Report every line of the records below that contains the word "label".

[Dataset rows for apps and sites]
* * *
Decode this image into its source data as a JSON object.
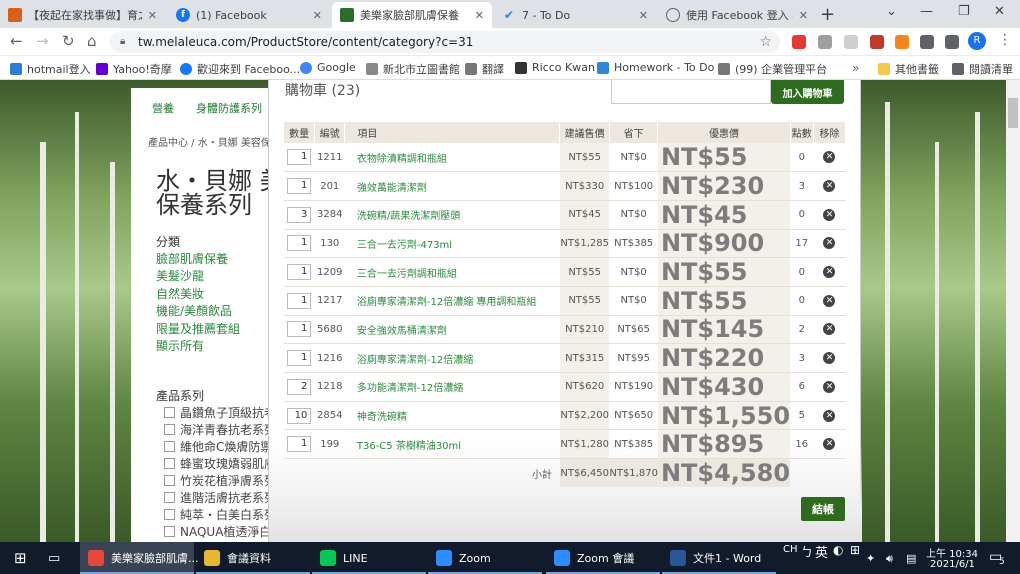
{
  "tabs": [
    {
      "title": "【夜起在家找事做】育之",
      "icon": "page-icon",
      "color": "#d95f1a"
    },
    {
      "title": "(1) Facebook",
      "icon": "facebook-icon",
      "color": "#1877f2"
    },
    {
      "title": "美樂家臉部肌膚保養",
      "icon": "melaleuca-icon",
      "color": "#2b6e2b"
    },
    {
      "title": "7 - To Do",
      "icon": "todo-check-icon",
      "color": "#2b88d8"
    },
    {
      "title": "使用 Facebook 登入 - Zo",
      "icon": "globe-icon",
      "color": "#5f6368"
    }
  ],
  "browser": {
    "url": "tw.melaleuca.com/ProductStore/content/category?c=31",
    "profile_initial": "R"
  },
  "bookmarks": [
    "hotmail登入",
    "Yahoo!奇摩",
    "歡迎來到 Faceboo...",
    "Google",
    "新北市立圖書館",
    "翻譯",
    "Ricco Kwan",
    "Homework - To Do",
    "(99) 企業管理平台",
    "其他書籤",
    "閱讀清單"
  ],
  "site": {
    "top_nav": [
      "營養",
      "身體防護系列"
    ],
    "breadcrumb": "產品中心 / 水・貝娜 美容保",
    "page_title_line1": "水・貝娜 美",
    "page_title_line2": "保養系列",
    "category_heading": "分類",
    "categories": [
      "臉部肌膚保養",
      "美髮沙龍",
      "自然美妝",
      "機能/美顏飲品",
      "限量及推薦套組",
      "顯示所有"
    ],
    "series_heading": "產品系列",
    "series": [
      "晶鑽魚子頂級抗老",
      "海洋青春抗老系列",
      "維他命C煥膚防禦",
      "蜂蜜玫瑰嬌弱肌膚",
      "竹炭花植淨膚系列",
      "進階活膚抗老系列",
      "純萃・白美白系列",
      "NAQUA植透淨白系"
    ]
  },
  "cart": {
    "title": "購物車 (23)",
    "add_button": "加入購物車",
    "columns": [
      "數量",
      "編號",
      "項目",
      "建議售價",
      "省下",
      "優惠價",
      "點數",
      "移除"
    ],
    "items": [
      {
        "qty": "1",
        "code": "1211",
        "name": "衣物除漬精調和瓶組",
        "list": "NT$55",
        "save": "NT$0",
        "price": "NT$55",
        "points": "0"
      },
      {
        "qty": "1",
        "code": "201",
        "name": "強效萬能清潔劑",
        "list": "NT$330",
        "save": "NT$100",
        "price": "NT$230",
        "points": "3"
      },
      {
        "qty": "3",
        "code": "3284",
        "name": "洗碗精/蔬果洗潔劑壓頭",
        "list": "NT$45",
        "save": "NT$0",
        "price": "NT$45",
        "points": "0"
      },
      {
        "qty": "1",
        "code": "130",
        "name": "三合一去污劑-473ml",
        "list": "NT$1,285",
        "save": "NT$385",
        "price": "NT$900",
        "points": "17"
      },
      {
        "qty": "1",
        "code": "1209",
        "name": "三合一去污劑調和瓶組",
        "list": "NT$55",
        "save": "NT$0",
        "price": "NT$55",
        "points": "0"
      },
      {
        "qty": "1",
        "code": "1217",
        "name": "浴廁專家清潔劑-12倍濃縮 專用調和瓶組",
        "list": "NT$55",
        "save": "NT$0",
        "price": "NT$55",
        "points": "0"
      },
      {
        "qty": "1",
        "code": "5680",
        "name": "安全強效馬桶清潔劑",
        "list": "NT$210",
        "save": "NT$65",
        "price": "NT$145",
        "points": "2"
      },
      {
        "qty": "1",
        "code": "1216",
        "name": "浴廁專家清潔劑-12倍濃縮",
        "list": "NT$315",
        "save": "NT$95",
        "price": "NT$220",
        "points": "3"
      },
      {
        "qty": "2",
        "code": "1218",
        "name": "多功能清潔劑-12倍濃縮",
        "list": "NT$620",
        "save": "NT$190",
        "price": "NT$430",
        "points": "6"
      },
      {
        "qty": "10",
        "code": "2854",
        "name": "神奇洗碗精",
        "list": "NT$2,200",
        "save": "NT$650",
        "price": "NT$1,550",
        "points": "5"
      },
      {
        "qty": "1",
        "code": "199",
        "name": "T36-C5 茶樹精油30ml",
        "list": "NT$1,280",
        "save": "NT$385",
        "price": "NT$895",
        "points": "16"
      }
    ],
    "subtotal": {
      "label": "小計",
      "list": "NT$6,450",
      "save": "NT$1,870",
      "price": "NT$4,580"
    },
    "checkout_button": "結帳"
  },
  "taskbar": {
    "apps": [
      {
        "label": "美樂家臉部肌膚...",
        "icon": "chrome-icon",
        "color": "#e8453c"
      },
      {
        "label": "會議資料",
        "icon": "folder-icon",
        "color": "#e8b930"
      },
      {
        "label": "LINE",
        "icon": "line-icon",
        "color": "#06c755"
      },
      {
        "label": "Zoom",
        "icon": "zoom-icon",
        "color": "#2d8cff"
      },
      {
        "label": "Zoom 會議",
        "icon": "zoom-icon",
        "color": "#2d8cff"
      },
      {
        "label": "文件1 - Word",
        "icon": "word-icon",
        "color": "#2b579a"
      }
    ],
    "ime_mode": "CH",
    "ime_lang": "英",
    "time": "上午 10:34",
    "date": "2021/6/1",
    "notifications": "5"
  }
}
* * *
SOLUTION |
      "label": "小計",
        "label": "美樂家臉部肌膚...",
        "label": "會議資料",
        "label": "LINE",
        "label": "Zoom",
        "label": "Zoom 會議",
        "label": "文件1 - Word",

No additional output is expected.